Canadian garbage rotting in Manila violates international law, lawyers say

Canada dumped more than 100 shipping containers of garbage disguised as plastics for recycling

Filipino environmental activists wear a mock container vans filled with garbage to symbolize the 50 containers of waste that were shipped from Canada to the Philippines two years ago, as they hold a protest outside the Canadian embassy at the financial district of Makati, south of Manila, Philippines on Thursday, May 7, 2015. A Vancouver environmental law firm says Canada broke an international law when it dumped into the Philippines more than 100 shipping containers of garbage improperly labelled as plastics for recycling. The Pacific Centre for Environmental Law and Litigation says in a legal opinion done for a coalition of Canadian environment groups that the shipments violate the Basel Convention because either the Canadian company behind them didn’t get consent from the Philippines to send the shipments, or it lied about the contents in order to get approval. (THE CANADIAN PRESS/AP, Aaron Favila)

Canada broke international rules when it dumped more than 100 shipping containers of garbage disguised as plastics for recycling into the Philippines six years ago, a Victoria-based environmental law firm says.

Anthony Ho, a lawyer for the Pacific Centre for Environmental Law and Litigation, said the shipments violate multiple parts of the Basel Convention, a 30-year-old treaty that prevents countries from shipping hazardous waste to the developing world without consent.

READ MORE: Canada’s failure to fight climate change ‘disturbing,’ environment watchdog says

He said the fact the Canadian company that shipped the containers inaccurately described their contents “in itself makes those shipments illegal traffic under the Basel Convention.”

The shipping containers arrived in Manila in 2013 and 2014.

A spot check of the contents by customs officials in the Philippines found they were not filled with recycling materials, but rather household garbage that included kitchen waste and used adult diapers.

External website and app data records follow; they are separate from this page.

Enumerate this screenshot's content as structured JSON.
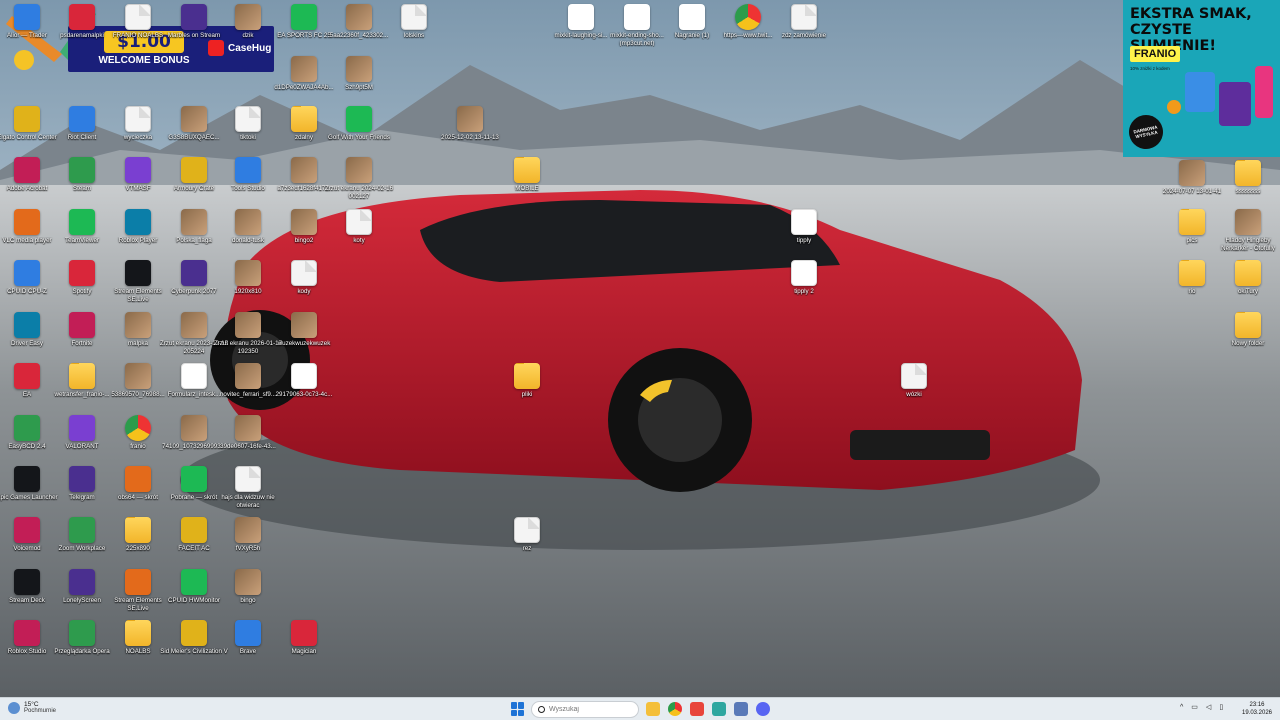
{
  "ads": {
    "casehug": {
      "amount": "$1.00",
      "welcome": "WELCOME BONUS",
      "brand": "CaseHug"
    },
    "franio": {
      "headline": "EKSTRA SMAK, CZYSTE SUMIENIE!",
      "brand": "FRANIO",
      "sub": "10% zniżki z kodem",
      "stamp": "DARMOWA WYSYŁKA"
    }
  },
  "desktop_icons": [
    {
      "label": "Alior — Trader",
      "icon": "app-icon"
    },
    {
      "label": "psdarenamalpki",
      "icon": "app-icon"
    },
    {
      "label": "FRANIO NOALBS",
      "icon": "document-icon"
    },
    {
      "label": "Marbles on Stream",
      "icon": "app-icon"
    },
    {
      "label": "dzik",
      "icon": "image-icon"
    },
    {
      "label": "EA SPORTS FC 25",
      "icon": "app-icon"
    },
    {
      "label": "5aa22360f_423302...",
      "icon": "image-icon"
    },
    {
      "label": "lolskins",
      "icon": "document-icon"
    },
    {
      "label": "d1DPe0ZWAJA4Ab...",
      "icon": "image-icon"
    },
    {
      "label": "Szh9pt5M",
      "icon": "image-icon"
    },
    {
      "label": "Elgato Control Center",
      "icon": "app-icon"
    },
    {
      "label": "Riot Client",
      "icon": "app-icon"
    },
    {
      "label": "wycieczka",
      "icon": "document-icon"
    },
    {
      "label": "G3S8BUXQAEC...",
      "icon": "image-icon"
    },
    {
      "label": "tiktoki",
      "icon": "document-icon"
    },
    {
      "label": "zdalny",
      "icon": "folder-icon"
    },
    {
      "label": "Golf With Your Friends",
      "icon": "app-icon"
    },
    {
      "label": "2025-12-02 13-11-13",
      "icon": "video-icon"
    },
    {
      "label": "Adobe Acrobat",
      "icon": "app-icon"
    },
    {
      "label": "Steam",
      "icon": "app-icon"
    },
    {
      "label": "VTMASF",
      "icon": "app-icon"
    },
    {
      "label": "Armoury Crate",
      "icon": "app-icon"
    },
    {
      "label": "Tools Studio",
      "icon": "app-icon"
    },
    {
      "label": "a7z3edf1628f417...",
      "icon": "image-icon"
    },
    {
      "label": "Zrzut ekranu 2024-02-16 002127",
      "icon": "image-icon"
    },
    {
      "label": "MOBILE",
      "icon": "folder-icon"
    },
    {
      "label": "VLC media player",
      "icon": "app-icon"
    },
    {
      "label": "TeamViewer",
      "icon": "app-icon"
    },
    {
      "label": "Roblox Player",
      "icon": "app-icon"
    },
    {
      "label": "Polska_flaga",
      "icon": "image-icon"
    },
    {
      "label": "donald-tusk",
      "icon": "image-icon"
    },
    {
      "label": "bingo2",
      "icon": "image-icon"
    },
    {
      "label": "koty",
      "icon": "document-icon"
    },
    {
      "label": "CPUID CPU-Z",
      "icon": "app-icon"
    },
    {
      "label": "Spotify",
      "icon": "app-icon"
    },
    {
      "label": "Stream Elements SE.Live",
      "icon": "app-icon"
    },
    {
      "label": "Cyberpunk 2077",
      "icon": "app-icon"
    },
    {
      "label": "1920x810",
      "icon": "image-icon"
    },
    {
      "label": "kody",
      "icon": "document-icon"
    },
    {
      "label": "Driver Easy",
      "icon": "app-icon"
    },
    {
      "label": "Fortnite",
      "icon": "app-icon"
    },
    {
      "label": "malpka",
      "icon": "image-icon"
    },
    {
      "label": "Zrzut ekranu 2023-12-15 205224",
      "icon": "image-icon"
    },
    {
      "label": "Zrzut ekranu 2026-01-17 192350",
      "icon": "image-icon"
    },
    {
      "label": "wuzekwuzekwuzek",
      "icon": "image-icon"
    },
    {
      "label": "EA",
      "icon": "app-icon"
    },
    {
      "label": "wetransfer_franio-...",
      "icon": "folder-icon"
    },
    {
      "label": "53869570_76988...",
      "icon": "image-icon"
    },
    {
      "label": "Formularz_intesk...",
      "icon": "pdf-icon"
    },
    {
      "label": "novitec_ferrari_sf9...",
      "icon": "image-icon"
    },
    {
      "label": "29179063-0c73-4c...",
      "icon": "pdf-icon"
    },
    {
      "label": "pliki",
      "icon": "folder-icon"
    },
    {
      "label": "EasyBCD 2.4",
      "icon": "app-icon"
    },
    {
      "label": "VALORANT",
      "icon": "app-icon"
    },
    {
      "label": "franio",
      "icon": "browser-icon"
    },
    {
      "label": "74109_10732969993...",
      "icon": "image-icon"
    },
    {
      "label": "39de0607-16fe-43...",
      "icon": "image-icon"
    },
    {
      "label": "Epic Games Launcher",
      "icon": "app-icon"
    },
    {
      "label": "Telegram",
      "icon": "app-icon"
    },
    {
      "label": "obs64 — skrót",
      "icon": "app-icon"
    },
    {
      "label": "Pobrane — skrót",
      "icon": "app-icon"
    },
    {
      "label": "hajs dla widzuw nie otwierac",
      "icon": "document-icon"
    },
    {
      "label": "Voicemod",
      "icon": "app-icon"
    },
    {
      "label": "Zoom Workplace",
      "icon": "app-icon"
    },
    {
      "label": "225x890",
      "icon": "folder-icon"
    },
    {
      "label": "FACEIT AC",
      "icon": "app-icon"
    },
    {
      "label": "fVXyR5h",
      "icon": "image-icon"
    },
    {
      "label": "rez",
      "icon": "document-icon"
    },
    {
      "label": "Stream Deck",
      "icon": "app-icon"
    },
    {
      "label": "LonelyScreen",
      "icon": "app-icon"
    },
    {
      "label": "Stream Elements SE.Live",
      "icon": "app-icon"
    },
    {
      "label": "CPUID HWMonitor",
      "icon": "app-icon"
    },
    {
      "label": "bingo",
      "icon": "image-icon"
    },
    {
      "label": "Roblox Studio",
      "icon": "app-icon"
    },
    {
      "label": "Przeglądarka Opera",
      "icon": "app-icon"
    },
    {
      "label": "NOALBS",
      "icon": "folder-icon"
    },
    {
      "label": "Sid Meier's Civilization V",
      "icon": "app-icon"
    },
    {
      "label": "Brave",
      "icon": "app-icon"
    },
    {
      "label": "Magician",
      "icon": "app-icon"
    },
    {
      "label": "mixkit-laughing-si...",
      "icon": "media-icon"
    },
    {
      "label": "mixkit-ending-sho... (mp3cut.net)",
      "icon": "media-icon"
    },
    {
      "label": "Nagranie (1)",
      "icon": "media-icon"
    },
    {
      "label": "https---www.twit...",
      "icon": "browser-icon"
    },
    {
      "label": "zdz zamówienie",
      "icon": "document-icon"
    },
    {
      "label": "tipply",
      "icon": "pdf-icon"
    },
    {
      "label": "tipply 2",
      "icon": "pdf-icon"
    },
    {
      "label": "wózki",
      "icon": "document-icon"
    },
    {
      "label": "2024-07-07 13-01-41",
      "icon": "video-icon"
    },
    {
      "label": "ssssssss",
      "icon": "folder-icon"
    },
    {
      "label": "pics",
      "icon": "folder-icon"
    },
    {
      "label": "Hladdy Hingleby Nerkarker - Otofully",
      "icon": "video-icon"
    },
    {
      "label": "rio",
      "icon": "folder-icon"
    },
    {
      "label": "okiTury",
      "icon": "folder-icon"
    },
    {
      "label": "Nowy folder",
      "icon": "folder-icon"
    }
  ],
  "taskbar": {
    "weather_temp": "15°C",
    "weather_desc": "Pochmurnie",
    "search_placeholder": "Wyszukaj",
    "tray_lang": "^",
    "time": "23:16",
    "date": "19.03.2026"
  }
}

The containers should have been shipped back to Canada within 30 days of the Canadian government being made aware of them under the convention, Ho said.

Canada’s failure to take responsibility for the waste is another violation of the convention, Ho said, noting the law forbids the country of origin from transferring the obligation to properly manage the hazardous waste to the country importing it.

Canadian authorities argue the convention didn’t apply at the time of the shipments because this country didn’t consider the waste to be hazardous, and have been trying to get the Philippines to dispose of the contents there for the last five years.

Canada amended the regulations in 2016 so that now it applies the convention as long as the country receiving the goods believes they are hazardous, even if Canada does not.

A number of environment and advocacy groups including rightoncanada.ca, the Canadian Environmental Law Association, and the EcoWaste Coalition in the Philippines, sent the legal opinion to Prime Minister Justin Trudeau this week and urged him to finally order his officials to bring the containers back to Canada for disposal.

Kathleen Ruff, founder of rightoncanada.ca, sought the legal opinion, which she said will be cited by advocates attending the biennial meeting about the Basel Convention in Switzerland later this month.

“I think Canada will be seen as a hypocrite,” Ruff said.

Although the garbage arrived in Manila before Trudeau’s 2015 election victory, he was confronted with the issue within days of being sworn in during a trip for a political summit in November 2015. He promised during to look at the matter, and repeated the pledge when he visited the Philippines in 2017.

In between those visits, a Filipino court ordered Canada to take the trash back in 2016.

Last fall, a working group of Canadian and Filipino officials was created to try and solve the issue.

Caroline Theriault, director of communications for Environment Minister Catherine McKenna, said Wednesday that Canada is aware of the 2016 court decision and ”is strongly committed to collaborating with the Philippines government to resolve this issue.”

Mia Rabson, The Canadian Press

Note to readers: This is a corrected story. An earlier version said the law firm was in Vancouver.

Like us on Facebook and follow us on Twitter

Just Posted

On a journey with Forest Grove artist Neil Pinkett

Art by Neil Pinkett will be on display at Parkside Art Gallery from May 17 - June 15

South Green Lake VFD busy with live fire training, runaway grass fire and garage sale

SGLVFD busy with live fire training, runaway grass fire and May 19… Continue reading

Convicted animal abuser to return to B.C. court May 21

Catherine Jessica Adams is facing a breach of probation charge

108 Mile Ranch Lions all set for Annual Pig Roast

The roast will be on June 8 at the 108 Community Hall

Vancouver Whitecaps and the MLS transfer window

A weekly sports column from the 100 Mile Free Press

UPDATE: B.C. pilot killed in Honduras plane crash

The crash happened in the Roatan Islands area, according to officials

‘Teams that win are tight’: B.C. Lions search for chemistry at training camp

The Lions added more than 50 new faces over the off-season, from coaching staff to key players

Rescue crews suspend search for Okanagan kayaker missing for three days

71-year-old Zygmunt Janiewicz was reported missing Friday

B.C. VIEWS: Reality of our plastic recycling routine exposed

Turns out dear old China wasn’t doing such a great job

Carbon dioxide at highest levels for over 2.5 million years, expert warns of 100 years of disruption

CO2 levels rising rapidly, now higher than at any point in humanity’s history

B.C. residential school survivor’s indomitable human spirit centre of school play

Terrace theatre company plans to revive Nisga’a leader Larry Guno’s Bunk #7 next year

B.C. ferry stops to let black bear swim past near Nanaimo

Queen of Oak Bay brakes for wildlife in Nanaimo’s Departure Bay

Mother dead, child in critical condition after carbon monoxide poisoning at Shuswap campground

The woman was found unresponsive insider her tent and the youth was taken via air ambulance to hospital

Canada’s parole officers say correctional system has reached breaking point

About half of Canada’s federal parole officers work inside penitentiaries and correctional institutions

Most Read